In "Living Proof" Hank Williams, Jr. sings, Why just the other night after the show an old drunk came up to me / He says "You ain't as good as your daddy, boy and you never will be."

In the latter part of the 19th century, a Frenchman who desperately wanted to be a poet found it frustrating to have to find words that rhyme, and decided that rhyming words had all been used up. He invented a free form called vers libra. Failed English poets thought that was a great idea, too. Other people, also incapable of finding words that rhyme, became poetry editors at major magazines, leading to the situation where rhymes were left to lyricists, and any poem that rhymed was considered hopelessly out of date.

In the early years of the 20th century, P.G.Wodehouse, a superb lyricist himself, considered the words to Longfellow’s “The Village Blacksmith” :

Under the spreading chestnut tree
The village smithy stands.
The smith a brawny man is he
With large and sinewy hands.

He said if Longfellow were writing now (1916) he would have to revise his poem for it to sell:

In life I was the village smith,
I worked all day
I retained the delicacy of my complexion
I worked in the shade of the chestnut tree
Instead of in the sun
Like Nicholas Blodgett, the expressman.
I was large and strong
I went in for physical culture
And deep breathing
And all those stunts.
I had the biggest biceps in Spoon River.

(I tried my best to find out who Nicholas Blodgett was, without any luck, so maybe he was actually Wodehouse’s expressman.)

Spoon River refers to Edgar Lee Masters’ “Spoon River Anthology,” published in 1914, and one of the most popular early examples of free verse. I have read a little of that, and although I am not particularly fond of free verse, at least the part I read was, unlike many modern poet’s works, totally understandable.

Wodehouse doesn’t let lyricists off the hook, either. He says that lyricists can make “home’ rhyme with “alone,” and “saw” with “more,” and go right off and look their innocent children in the eye without a touch of shame.

I have a few friends who write songs. I have never seriously tried, because I would anticipate having trouble with the music composition. The lyric rhymes, I admit, have disturbed me at times. It’s a common problem in all genres, just because of the limitations of the English language. Less common, but still grating to my ear, is what I call “awkward phrasing.” (I’m sure there is a technical term for this.)

I noticed it in a couple of Hank Williams, Jr. songs. I remember thinking that he must think — since he IS Hank, Senior’s son — that he doesn’t have to be bothered to fix his lyrics. He is, after all, heir to the Country Music Legend, and people will be too star-struck to notice.

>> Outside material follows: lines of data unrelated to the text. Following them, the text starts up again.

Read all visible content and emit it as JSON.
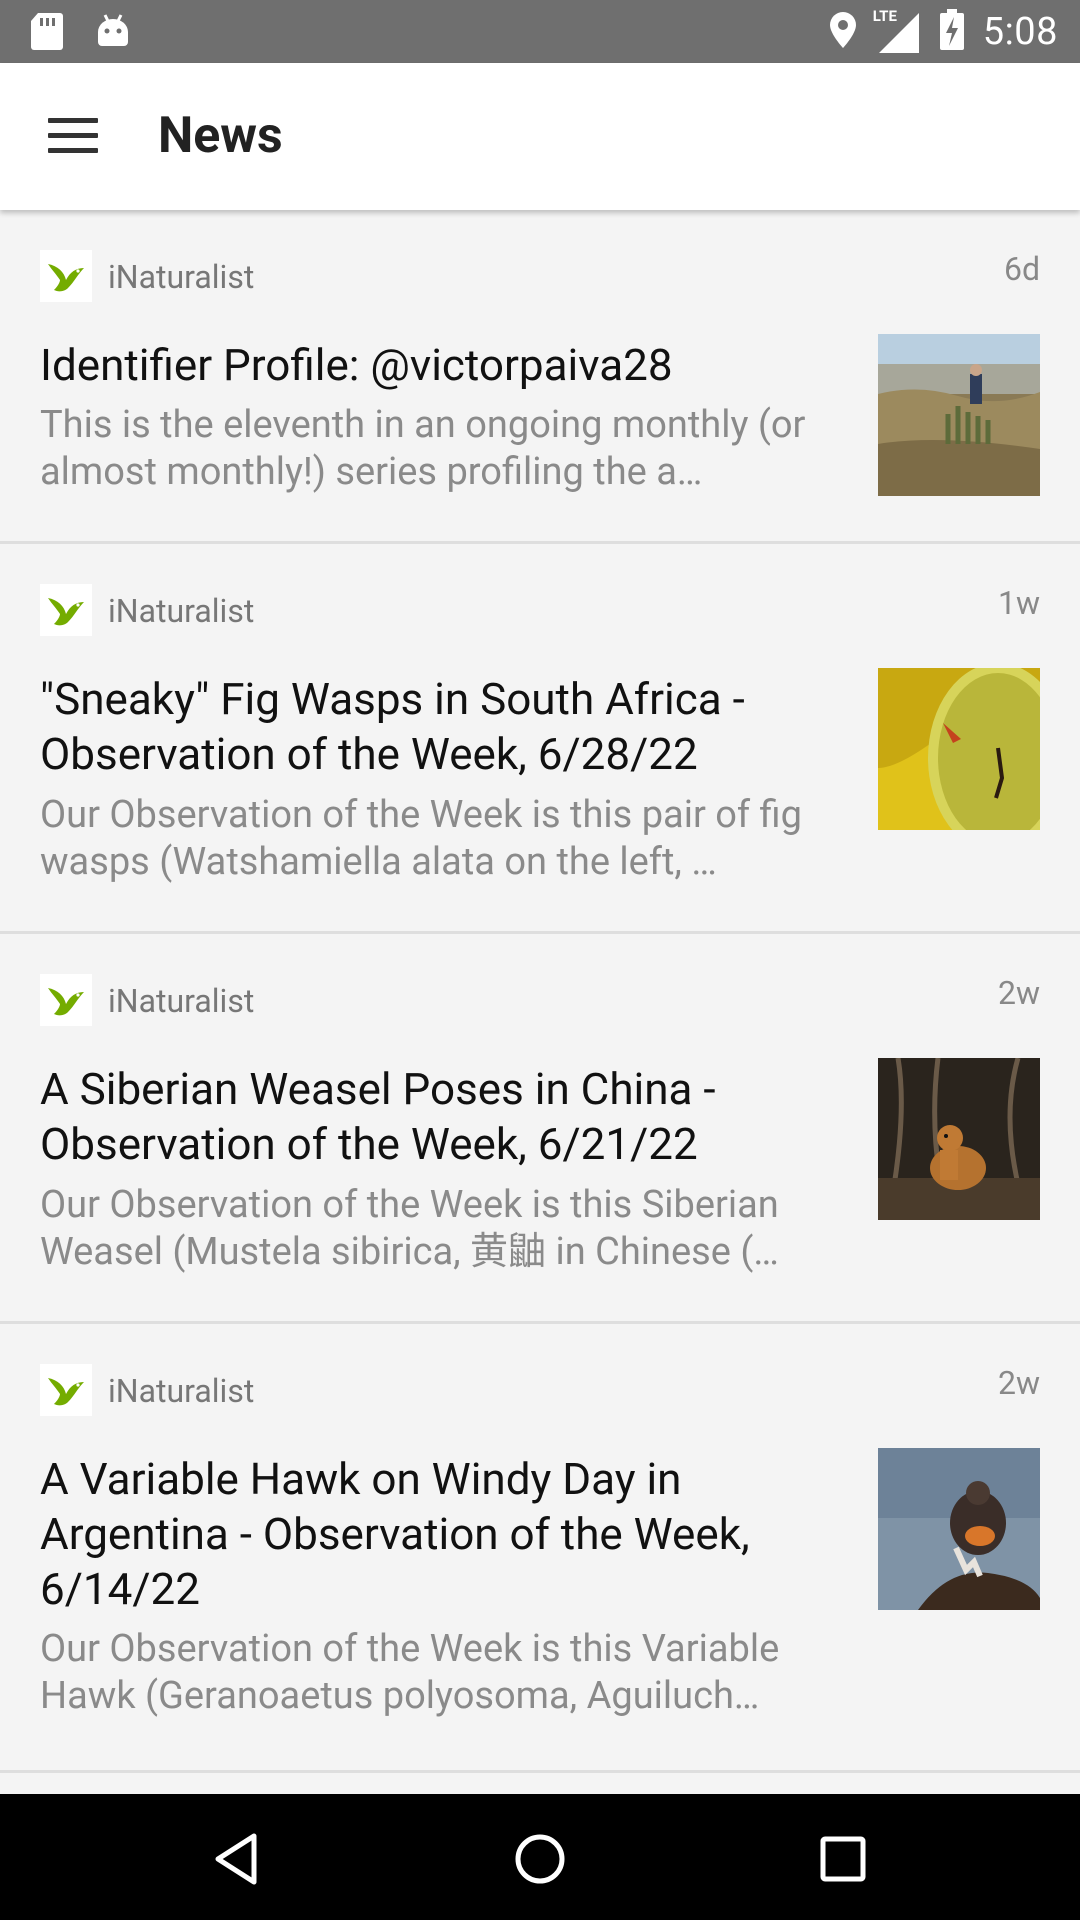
{
  "status_bar": {
    "time": "5:08",
    "network_label": "LTE",
    "left_icons": [
      "sd-card-icon",
      "android-icon"
    ],
    "right_icons": [
      "location-icon",
      "lte-signal-icon",
      "battery-charging-icon"
    ]
  },
  "app_bar": {
    "title": "News",
    "menu_icon": "hamburger-menu-icon"
  },
  "feed": {
    "items": [
      {
        "source": "iNaturalist",
        "age": "6d",
        "title": "Identifier Profile: @victorpaiva28",
        "excerpt": "This is the eleventh in an ongoing monthly (or almost monthly!) series profiling the a…"
      },
      {
        "source": "iNaturalist",
        "age": "1w",
        "title": "\"Sneaky\" Fig Wasps in South Africa - Observation of the Week, 6/28/22",
        "excerpt": "Our Observation of the Week is this pair of fig wasps (Watshamiella alata on the left, …"
      },
      {
        "source": "iNaturalist",
        "age": "2w",
        "title": "A Siberian Weasel Poses in China - Observation of the Week, 6/21/22",
        "excerpt": "Our Observation of the Week is this Siberian Weasel (Mustela sibirica, 黄鼬 in Chinese (…"
      },
      {
        "source": "iNaturalist",
        "age": "2w",
        "title": "A Variable Hawk on Windy Day in Argentina - Observation of the Week, 6/14/22",
        "excerpt": "Our Observation of the Week is this Variable Hawk (Geranoaetus polyosoma, Aguiluch…"
      }
    ]
  },
  "nav_bar": {
    "icons": [
      "back-icon",
      "home-icon",
      "recents-icon"
    ]
  },
  "colors": {
    "status_bar": "#6f6f6f",
    "app_bar": "#ffffff",
    "background": "#f4f4f4",
    "brand_green": "#74ac00",
    "nav_bar": "#000000"
  }
}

He has lived off his father’s legacy for most of his life. I know he has been fawned over by country music fans and famous artists because he was “Little Bocephus.” His mother saw him as her little goldmine, so she had him singing Hank Senior songs from the time he was 8 years old. He even sang his dad’s songs on the Grand Old Opry, and got an ovation. (He was only 9 then, so what would you expect?) His name was actually Randall, but who would pay good money to go and hear Randy Williams sing? I thought he would gradually fade away, but no such luck. Some record producer, knowing that the name alone would sell, made him an offer he couldn’t refuse, singing other people’s songs.

Then he started thinking that he must have inherited talent as well as the name, and he was off and running. I didn’t particularly like his songs or his singing, but with a very little thought, I changed his lyrics to resolve the awkward phrasing while retaining the meaning, so he should have been able to do it too.

In Nashville, EVERYONE’s a songwriter. Ask anyone you meet what they do for a living, and they would tell you they are working in a restaurant. “But,” they will add, “I’m really a songwriter, just waiting to get a break.”

I don’t know if this is still true, but when I was there, all the record companies had a stable of songwriters paid to write for their recording artists. So aspiring songwriters without connections would go around passing out cassette tapes of their songs, hoping to get noticed. I doubt very much that Hank, Jr.’s songs would even get a listen without that name to fall back on.

At the record producer’s office I visited, behind his desk were two bushel baskets full of cassette tapes. (I wonder how long the tapes at the bottom of those baskets had been there?) I later heard him ask his little brother to listen to some of these tapes, and told him that if the first song didn’t “grab him,” toss it. Do you seriously think Hank Junior’s first song would “grab” a record producer?

I was not a fan of Hank, Sr.’s singing voice, but I recognize that he was a master lyricist. His songs, for the most part, would qualify as poetry to me without the melodies.